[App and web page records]
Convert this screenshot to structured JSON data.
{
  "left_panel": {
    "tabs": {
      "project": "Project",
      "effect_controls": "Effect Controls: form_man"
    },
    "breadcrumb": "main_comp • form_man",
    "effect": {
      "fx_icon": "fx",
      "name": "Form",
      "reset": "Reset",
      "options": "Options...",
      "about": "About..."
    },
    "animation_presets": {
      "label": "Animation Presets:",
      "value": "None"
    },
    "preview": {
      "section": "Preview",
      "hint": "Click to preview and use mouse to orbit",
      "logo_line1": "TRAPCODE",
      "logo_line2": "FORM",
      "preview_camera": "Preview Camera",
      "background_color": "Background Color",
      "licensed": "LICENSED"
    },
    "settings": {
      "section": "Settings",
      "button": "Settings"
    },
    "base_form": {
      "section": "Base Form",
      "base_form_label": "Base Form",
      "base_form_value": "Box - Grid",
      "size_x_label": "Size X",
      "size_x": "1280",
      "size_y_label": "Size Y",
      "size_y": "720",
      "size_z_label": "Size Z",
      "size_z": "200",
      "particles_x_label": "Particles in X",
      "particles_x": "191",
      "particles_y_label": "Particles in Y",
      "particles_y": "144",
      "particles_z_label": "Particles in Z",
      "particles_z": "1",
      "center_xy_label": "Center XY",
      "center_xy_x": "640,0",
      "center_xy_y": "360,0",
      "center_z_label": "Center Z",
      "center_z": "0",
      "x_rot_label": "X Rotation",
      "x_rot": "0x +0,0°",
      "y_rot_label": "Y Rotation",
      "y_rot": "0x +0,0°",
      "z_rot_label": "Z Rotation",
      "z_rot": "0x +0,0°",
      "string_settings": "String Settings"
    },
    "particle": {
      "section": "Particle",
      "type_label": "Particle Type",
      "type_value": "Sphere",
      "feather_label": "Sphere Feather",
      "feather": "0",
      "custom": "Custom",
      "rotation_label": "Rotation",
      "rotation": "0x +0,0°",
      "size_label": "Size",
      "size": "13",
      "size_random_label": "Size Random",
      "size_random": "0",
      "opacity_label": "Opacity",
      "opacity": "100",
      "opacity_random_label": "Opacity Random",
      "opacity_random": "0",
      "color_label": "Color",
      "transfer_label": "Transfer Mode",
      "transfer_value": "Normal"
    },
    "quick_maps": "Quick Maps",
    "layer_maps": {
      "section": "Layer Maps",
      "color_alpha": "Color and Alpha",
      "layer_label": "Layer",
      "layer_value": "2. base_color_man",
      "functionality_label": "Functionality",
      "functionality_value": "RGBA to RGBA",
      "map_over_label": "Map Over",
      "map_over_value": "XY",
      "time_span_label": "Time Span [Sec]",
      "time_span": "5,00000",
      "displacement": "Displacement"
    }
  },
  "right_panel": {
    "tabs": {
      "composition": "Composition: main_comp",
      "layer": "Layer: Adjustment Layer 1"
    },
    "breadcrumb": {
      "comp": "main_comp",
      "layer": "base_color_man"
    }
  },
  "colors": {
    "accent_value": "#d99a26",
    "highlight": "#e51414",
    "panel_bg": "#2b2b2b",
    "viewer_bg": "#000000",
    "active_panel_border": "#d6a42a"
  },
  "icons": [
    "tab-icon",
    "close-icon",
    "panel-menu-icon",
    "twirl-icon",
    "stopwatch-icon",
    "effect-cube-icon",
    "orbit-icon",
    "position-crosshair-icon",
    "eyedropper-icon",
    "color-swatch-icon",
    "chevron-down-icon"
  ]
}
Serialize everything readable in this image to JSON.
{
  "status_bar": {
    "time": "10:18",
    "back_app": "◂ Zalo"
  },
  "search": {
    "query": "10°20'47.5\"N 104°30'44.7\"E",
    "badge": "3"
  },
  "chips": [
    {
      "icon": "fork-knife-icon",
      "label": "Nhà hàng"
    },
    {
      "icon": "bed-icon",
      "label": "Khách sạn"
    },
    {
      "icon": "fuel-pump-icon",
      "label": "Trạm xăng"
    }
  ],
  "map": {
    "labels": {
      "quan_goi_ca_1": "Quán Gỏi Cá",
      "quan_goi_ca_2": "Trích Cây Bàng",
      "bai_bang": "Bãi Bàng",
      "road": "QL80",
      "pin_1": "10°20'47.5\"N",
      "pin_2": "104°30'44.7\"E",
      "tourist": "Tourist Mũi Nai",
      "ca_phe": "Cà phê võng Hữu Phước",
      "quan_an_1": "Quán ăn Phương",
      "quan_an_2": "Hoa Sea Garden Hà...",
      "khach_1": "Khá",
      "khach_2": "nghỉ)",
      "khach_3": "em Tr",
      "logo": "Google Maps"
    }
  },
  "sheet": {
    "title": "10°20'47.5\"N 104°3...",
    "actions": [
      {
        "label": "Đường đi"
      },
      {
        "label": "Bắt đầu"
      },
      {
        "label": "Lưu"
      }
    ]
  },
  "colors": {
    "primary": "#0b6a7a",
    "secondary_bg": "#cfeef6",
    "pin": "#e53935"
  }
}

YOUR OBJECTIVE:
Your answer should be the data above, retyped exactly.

RESPONSE FOR THIS EXERCISE:
Convert this screenshot to structured JSON data.
{
  "left_panel": {
    "tabs": {
      "project": "Project",
      "effect_controls": "Effect Controls: form_man"
    },
    "breadcrumb": "main_comp • form_man",
    "effect": {
      "fx_icon": "fx",
      "name": "Form",
      "reset": "Reset",
      "options": "Options...",
      "about": "About..."
    },
    "animation_presets": {
      "label": "Animation Presets:",
      "value": "None"
    },
    "preview": {
      "section": "Preview",
      "hint": "Click to preview and use mouse to orbit",
      "logo_line1": "TRAPCODE",
      "logo_line2": "FORM",
      "preview_camera": "Preview Camera",
      "background_color": "Background Color",
      "licensed": "LICENSED"
    },
    "settings": {
      "section": "Settings",
      "button": "Settings"
    },
    "base_form": {
      "section": "Base Form",
      "base_form_label": "Base Form",
      "base_form_value": "Box - Grid",
      "size_x_label": "Size X",
      "size_x": "1280",
      "size_y_label": "Size Y",
      "size_y": "720",
      "size_z_label": "Size Z",
      "size_z": "200",
      "particles_x_label": "Particles in X",
      "particles_x": "191",
      "particles_y_label": "Particles in Y",
      "particles_y": "144",
      "particles_z_label": "Particles in Z",
      "particles_z": "1",
      "center_xy_label": "Center XY",
      "center_xy_x": "640,0",
      "center_xy_y": "360,0",
      "center_z_label": "Center Z",
      "center_z": "0",
      "x_rot_label": "X Rotation",
      "x_rot": "0x +0,0°",
      "y_rot_label": "Y Rotation",
      "y_rot": "0x +0,0°",
      "z_rot_label": "Z Rotation",
      "z_rot": "0x +0,0°",
      "string_settings": "String Settings"
    },
    "particle": {
      "section": "Particle",
      "type_label": "Particle Type",
      "type_value": "Sphere",
      "feather_label": "Sphere Feather",
      "feather": "0",
      "custom": "Custom",
      "rotation_label": "Rotation",
      "rotation": "0x +0,0°",
      "size_label": "Size",
      "size": "13",
      "size_random_label": "Size Random",
      "size_random": "0",
      "opacity_label": "Opacity",
      "opacity": "100",
      "opacity_random_label": "Opacity Random",
      "opacity_random": "0",
      "color_label": "Color",
      "transfer_label": "Transfer Mode",
      "transfer_value": "Normal"
    },
    "quick_maps": "Quick Maps",
    "layer_maps": {
      "section": "Layer Maps",
      "color_alpha": "Color and Alpha",
      "layer_label": "Layer",
      "layer_value": "2. base_color_man",
      "functionality_label": "Functionality",
      "functionality_value": "RGBA to RGBA",
      "map_over_label": "Map Over",
      "map_over_value": "XY",
      "time_span_label": "Time Span [Sec]",
      "time_span": "5,00000",
      "displacement": "Displacement"
    }
  },
  "right_panel": {
    "tabs": {
      "composition": "Composition: main_comp",
      "layer": "Layer: Adjustment Layer 1"
    },
    "breadcrumb": {
      "comp": "main_comp",
      "layer": "base_color_man"
    }
  },
  "colors": {
    "accent_value": "#d99a26",
    "highlight": "#e51414",
    "panel_bg": "#2b2b2b",
    "viewer_bg": "#000000",
    "active_panel_border": "#d6a42a"
  },
  "icons": [
    "tab-icon",
    "close-icon",
    "panel-menu-icon",
    "twirl-icon",
    "stopwatch-icon",
    "effect-cube-icon",
    "orbit-icon",
    "position-crosshair-icon",
    "eyedropper-icon",
    "color-swatch-icon",
    "chevron-down-icon"
  ]
}
Serialize everything readable in this image to JSON.
{
  "status_bar": {
    "time": "10:18",
    "back_app": "◂ Zalo"
  },
  "search": {
    "query": "10°20'47.5\"N 104°30'44.7\"E",
    "badge": "3"
  },
  "chips": [
    {
      "icon": "fork-knife-icon",
      "label": "Nhà hàng"
    },
    {
      "icon": "bed-icon",
      "label": "Khách sạn"
    },
    {
      "icon": "fuel-pump-icon",
      "label": "Trạm xăng"
    }
  ],
  "map": {
    "labels": {
      "quan_goi_ca_1": "Quán Gỏi Cá",
      "quan_goi_ca_2": "Trích Cây Bàng",
      "bai_bang": "Bãi Bàng",
      "road": "QL80",
      "pin_1": "10°20'47.5\"N",
      "pin_2": "104°30'44.7\"E",
      "tourist": "Tourist Mũi Nai",
      "ca_phe": "Cà phê võng Hữu Phước",
      "quan_an_1": "Quán ăn Phương",
      "quan_an_2": "Hoa Sea Garden Hà...",
      "khach_1": "Khá",
      "khach_2": "nghỉ)",
      "khach_3": "em Tr",
      "logo": "Google Maps"
    }
  },
  "sheet": {
    "title": "10°20'47.5\"N 104°3...",
    "actions": [
      {
        "label": "Đường đi"
      },
      {
        "label": "Bắt đầu"
      },
      {
        "label": "Lưu"
      }
    ]
  },
  "colors": {
    "primary": "#0b6a7a",
    "secondary_bg": "#cfeef6",
    "pin": "#e53935"
  }
}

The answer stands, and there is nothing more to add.